When Chinese President Xi Jinping lands in Riyadh in the coming hours, Saudi leaders are expected to receive him with the pomp and circumstance normally reserved for the kingdoms most strategic ally, the United States, according to a media report.
The multiple-day visit will include two conferences that will gather leaders from across the Arab world. Dozens of trade, economic and military agreements – to the tune of tens of billions of dollars – will be signed, CNN reported.
Saudi leaders will infuse the trip with a dose of spectacle. Traditional sword dances are likely to be conducted at lavish receptions. The Saudi king – or his powerful Crown Prince – Mohammed bin Salman – may bestow the Chinese leader with some honours and medals. Many more extravagant expressions of friendship will pepper the diplomatic proceedings, all with a view to underscoring the deepening partnership between Beijing and Riyadh, CNN reported.
It will be reminiscent of the no-frills-spared treatment received by US President Donald Trump during his visit to Riyadh in 2017.

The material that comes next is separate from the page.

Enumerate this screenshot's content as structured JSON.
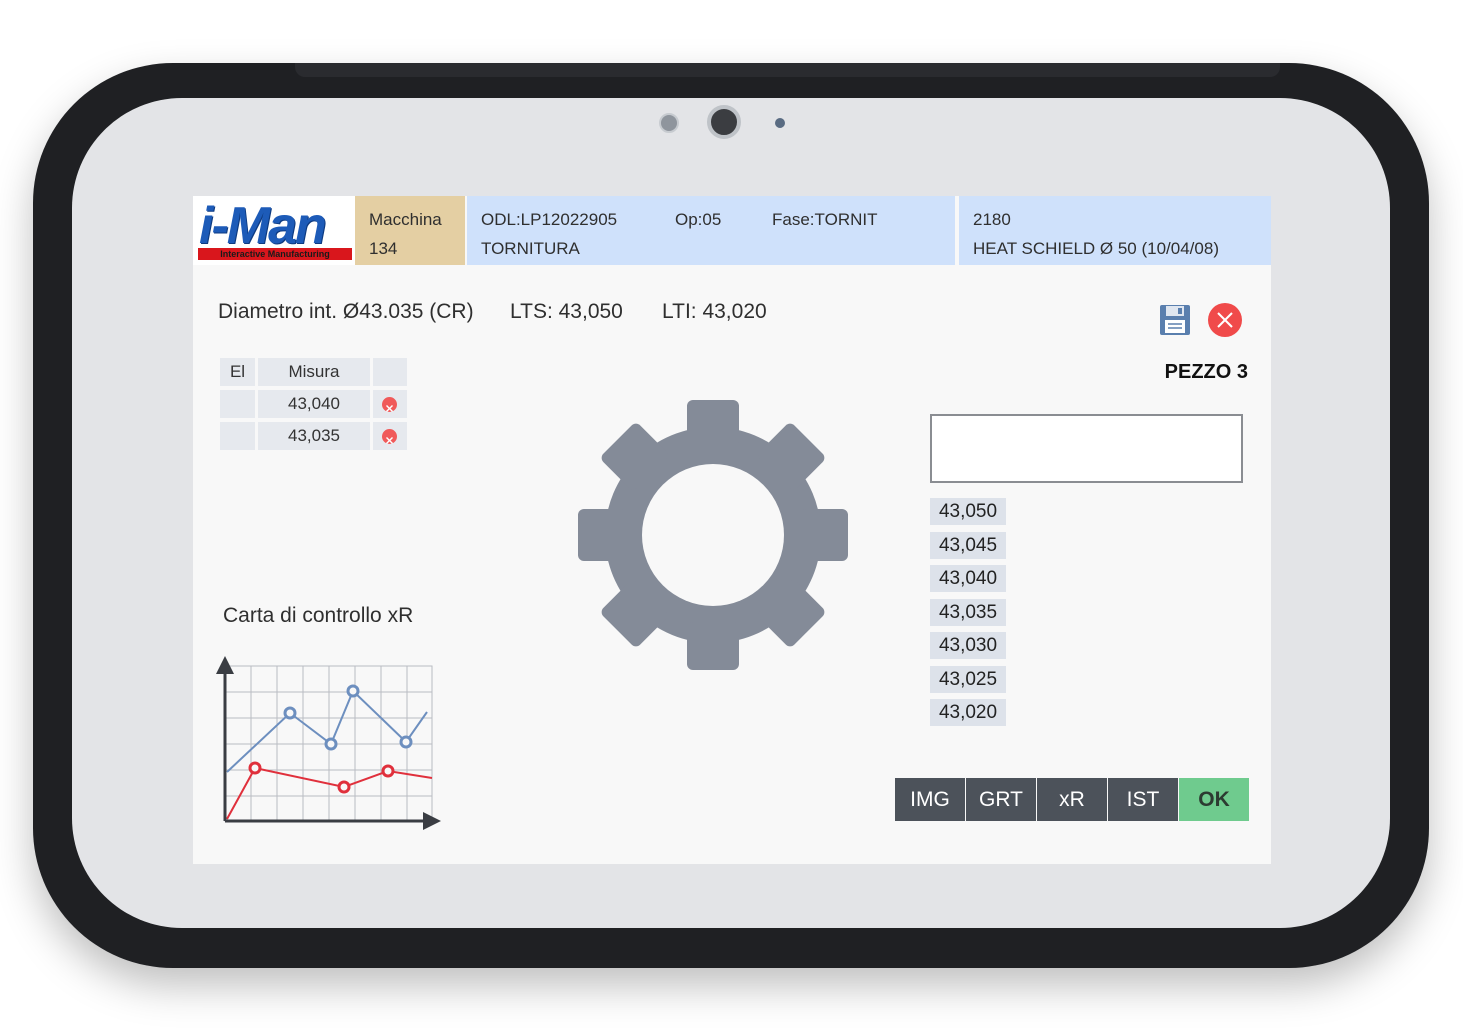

Xi’s red-carpet welcome will be a far cry from President Joe Biden’s trip to Riyadh this summer. An unsmiling Crown Prince Mohammed bin Salman greeted the US President with a fist-bump and then publicly embarrassed him during a televised roundtable, announcing a limited increase in oil production that fell far short of US demands.
While bin Salman uttered the decision, Saudi state television turned to a visibly exasperated Biden, who appeared to have been caught off-guard by the development, CNN reported.
Months later, Saudi Arabia doubled down by cutting oil production.
By striking a sharp contrast with Biden’s visit, the pageantry of Xi’s trip to Saudi Arabia carries an implicit message to the US. Despite Washington’s repeated pleas to its Gulf Arab allies to spurn China’s commercial carrot, the region’s relationship with Beijing continues to evolve, advancing not only in trade, but also in security.
“The first message is that this is a new Saudi Arabia. This is a new Gulf. This is a new reality,” UAE analyst and visiting senior fellow at Harvard University, Abdulkhaleq Abdulla, told CNN.